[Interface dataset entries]
+===+

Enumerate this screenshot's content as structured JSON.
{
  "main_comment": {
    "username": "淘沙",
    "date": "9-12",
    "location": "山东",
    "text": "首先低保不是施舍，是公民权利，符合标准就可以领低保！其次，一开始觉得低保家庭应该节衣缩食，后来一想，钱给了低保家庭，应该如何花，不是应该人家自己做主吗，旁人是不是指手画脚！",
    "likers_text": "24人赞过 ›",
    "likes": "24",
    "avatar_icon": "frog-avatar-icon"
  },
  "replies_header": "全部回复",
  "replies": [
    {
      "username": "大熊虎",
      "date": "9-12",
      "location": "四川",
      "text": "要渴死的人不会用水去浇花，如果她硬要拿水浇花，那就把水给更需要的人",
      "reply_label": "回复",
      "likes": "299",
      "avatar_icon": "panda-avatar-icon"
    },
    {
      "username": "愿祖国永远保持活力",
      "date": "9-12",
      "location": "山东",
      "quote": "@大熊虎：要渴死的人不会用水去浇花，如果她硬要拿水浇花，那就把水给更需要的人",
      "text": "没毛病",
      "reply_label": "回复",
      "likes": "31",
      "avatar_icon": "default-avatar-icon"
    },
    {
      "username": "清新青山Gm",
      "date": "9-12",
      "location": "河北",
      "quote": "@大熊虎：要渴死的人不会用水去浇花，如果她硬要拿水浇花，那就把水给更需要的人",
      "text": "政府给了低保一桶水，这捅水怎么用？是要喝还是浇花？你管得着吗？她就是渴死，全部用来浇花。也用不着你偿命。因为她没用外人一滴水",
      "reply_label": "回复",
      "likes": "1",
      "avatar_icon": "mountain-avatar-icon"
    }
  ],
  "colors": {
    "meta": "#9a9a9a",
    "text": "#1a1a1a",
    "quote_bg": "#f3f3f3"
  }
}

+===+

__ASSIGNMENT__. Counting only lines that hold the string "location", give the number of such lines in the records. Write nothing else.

__ANSWER TO THIS EXERCISE__. 4